(8)  I am not "pro-abortion."  In fact, I know no one who is. I am instead for making abortion safe, legal and rare. I have never had to face the question of whether I would have an abortion, but I believe that coming to this conclusion is a terribly painful process for most women who face this decision. I know a lot of women who as children dreamt about becoming mothers when they grew up; I know none who wanted to have an abortion when they grew up. By nature, pregnancy is what most (but not all!) women desire so when they are considering terminating a pregnancy, it is not an easy decision and it is usually done with consideration of the growing child inside them. I think there is no need for the state to make this decision even more difficult and painful for them.

I find hypocrisy, and even sometimes cruelty, in the anti-choice movement's treatment of abortion. I'm tired of members of the "pro-life" movement in the US claiming to care about children but also stating that we should stop providing international assistance to developing countries.  I'm tired of those same people justifying an unjustifiable war in Iraq.  In 2003, people operating on behalf of the American population started a war that cost thousands of American lives and hundreds of thousands of Iraqi lives, including thousands of Iraqi children. These were children God also knit together in their mothers' wombs; children who were defenseless and voiceless and helpless. Where was the voice of our pro-life movement then? Where is it now for children in Yemen, Pakistan and Afghanistan who are killed in drone attacks or who are lumped together in the terrifyingly disrespectful term of "collateral damage" for our wars?  Where was the objection based on "every life is sacred" and "every child counts?" In this situation, we didn't even defer to those closest to the situation.  Someone in Washington makes a choice, not knowing whose lives will be terminated.

There are millions of defenseless, voiceless children who will die from poverty around the world because successive generations worth of US Presidents and Congresses have constructed trade and aid policies that actually harm those communities and are likely to ensure their continued impoverishment rather than sustainable growth. There are millions of children who die because our intellectual property laws protect big pharmaceutical companies at the expense of those children's access to medicines. Millions who will be left orphans for the same reason.

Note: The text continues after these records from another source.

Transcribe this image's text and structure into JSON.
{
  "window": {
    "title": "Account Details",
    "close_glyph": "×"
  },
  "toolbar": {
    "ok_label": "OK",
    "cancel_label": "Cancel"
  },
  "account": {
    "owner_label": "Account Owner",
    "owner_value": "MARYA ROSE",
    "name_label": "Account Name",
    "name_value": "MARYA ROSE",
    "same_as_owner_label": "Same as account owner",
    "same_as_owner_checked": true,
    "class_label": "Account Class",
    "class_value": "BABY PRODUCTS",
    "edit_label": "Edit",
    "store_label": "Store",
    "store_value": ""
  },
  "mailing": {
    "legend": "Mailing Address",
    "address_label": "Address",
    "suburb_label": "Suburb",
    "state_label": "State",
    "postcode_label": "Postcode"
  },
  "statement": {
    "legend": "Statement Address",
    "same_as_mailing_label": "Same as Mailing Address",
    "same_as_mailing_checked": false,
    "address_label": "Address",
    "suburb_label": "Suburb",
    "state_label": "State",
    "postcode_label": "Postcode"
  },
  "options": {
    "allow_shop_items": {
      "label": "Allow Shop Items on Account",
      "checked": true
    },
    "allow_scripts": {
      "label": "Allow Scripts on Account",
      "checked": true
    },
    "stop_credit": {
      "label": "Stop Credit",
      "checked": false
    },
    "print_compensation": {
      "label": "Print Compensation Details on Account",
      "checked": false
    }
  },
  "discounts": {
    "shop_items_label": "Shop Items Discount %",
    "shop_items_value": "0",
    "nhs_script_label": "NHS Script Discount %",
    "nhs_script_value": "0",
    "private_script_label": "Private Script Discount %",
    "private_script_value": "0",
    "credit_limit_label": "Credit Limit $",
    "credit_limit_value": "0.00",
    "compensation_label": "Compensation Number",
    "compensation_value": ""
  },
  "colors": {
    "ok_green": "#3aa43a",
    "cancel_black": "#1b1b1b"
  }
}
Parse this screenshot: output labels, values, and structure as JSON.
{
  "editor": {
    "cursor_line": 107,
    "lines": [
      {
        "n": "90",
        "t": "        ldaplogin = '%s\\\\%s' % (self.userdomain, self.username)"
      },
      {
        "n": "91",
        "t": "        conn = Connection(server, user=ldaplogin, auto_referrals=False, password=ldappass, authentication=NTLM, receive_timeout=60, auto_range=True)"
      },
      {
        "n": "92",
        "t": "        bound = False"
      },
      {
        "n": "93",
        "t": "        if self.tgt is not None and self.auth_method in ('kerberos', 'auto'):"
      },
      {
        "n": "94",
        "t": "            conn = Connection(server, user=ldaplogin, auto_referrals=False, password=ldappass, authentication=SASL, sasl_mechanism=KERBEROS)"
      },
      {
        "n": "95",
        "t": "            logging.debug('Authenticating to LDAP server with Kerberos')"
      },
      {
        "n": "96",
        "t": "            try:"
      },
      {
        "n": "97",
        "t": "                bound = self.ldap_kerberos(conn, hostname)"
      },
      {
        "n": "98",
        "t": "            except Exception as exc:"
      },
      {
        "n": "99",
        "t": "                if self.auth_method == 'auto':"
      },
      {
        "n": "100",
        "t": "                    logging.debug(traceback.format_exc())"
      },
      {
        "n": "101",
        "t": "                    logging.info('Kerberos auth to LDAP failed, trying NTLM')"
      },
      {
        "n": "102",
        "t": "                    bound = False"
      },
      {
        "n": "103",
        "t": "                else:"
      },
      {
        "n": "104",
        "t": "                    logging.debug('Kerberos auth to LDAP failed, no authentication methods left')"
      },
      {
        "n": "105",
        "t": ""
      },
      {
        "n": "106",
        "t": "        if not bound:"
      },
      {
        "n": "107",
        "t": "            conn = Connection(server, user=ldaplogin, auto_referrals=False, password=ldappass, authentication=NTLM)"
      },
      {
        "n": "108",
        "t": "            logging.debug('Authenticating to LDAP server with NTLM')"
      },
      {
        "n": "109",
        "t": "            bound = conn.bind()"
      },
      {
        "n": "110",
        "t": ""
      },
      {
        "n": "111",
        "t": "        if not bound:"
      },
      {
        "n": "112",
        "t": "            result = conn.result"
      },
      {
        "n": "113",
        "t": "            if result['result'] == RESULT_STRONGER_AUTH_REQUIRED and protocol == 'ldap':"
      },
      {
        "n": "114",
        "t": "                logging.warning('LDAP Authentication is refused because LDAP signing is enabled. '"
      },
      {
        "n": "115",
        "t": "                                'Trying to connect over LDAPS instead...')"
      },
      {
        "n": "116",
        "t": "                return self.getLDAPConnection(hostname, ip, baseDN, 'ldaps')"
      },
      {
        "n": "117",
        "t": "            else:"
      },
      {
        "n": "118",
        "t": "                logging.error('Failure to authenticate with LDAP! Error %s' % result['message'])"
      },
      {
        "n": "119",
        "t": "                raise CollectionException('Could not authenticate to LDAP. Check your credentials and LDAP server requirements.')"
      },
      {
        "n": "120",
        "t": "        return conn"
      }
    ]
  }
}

Millions left without one or both parents - both in the US and outside of it - because of US health policies ranging from a failure to discuss and distribute contraception in AIDS affected countries to a failure to provide universal health care here at home. Children in the US and around the world die because they don't have access to food, medicine, or safe living conditions.  Our girls are sold into sex slavery, advertised regularly on sites like Backpage.com.

We abdicate our rights and responsibilities to fight for life in all these situations and the consequence is that children suffer. It is cruel to the mothers of those Afghan children, those Yemeni children, those Pakistani children, and those American children to treat the unborn as more sacred than the living. Let us give a voice to the voiceless amongst us; defend the defenseless on Earth.  When we have systematically, and as passionately, done that, then we should engage in the questions that we can only truly learn the answer to in Heaven, such as when life begins and what protections should be afforded to the pre-born.


  1. This is the craziest thing I've ever heard.

  2. I don't agree with several of your points, but appreciate you putting the information out there. My one criticism is that you say that you aren't pro-abortion and the point should be to make abortion "safe, legal, and *RARE*". But what measures are being taken to truly make this a rare occurance? I don't see many bills coming up deeming when an abortion would be appropriate...so what steps would you say should take place to make that true?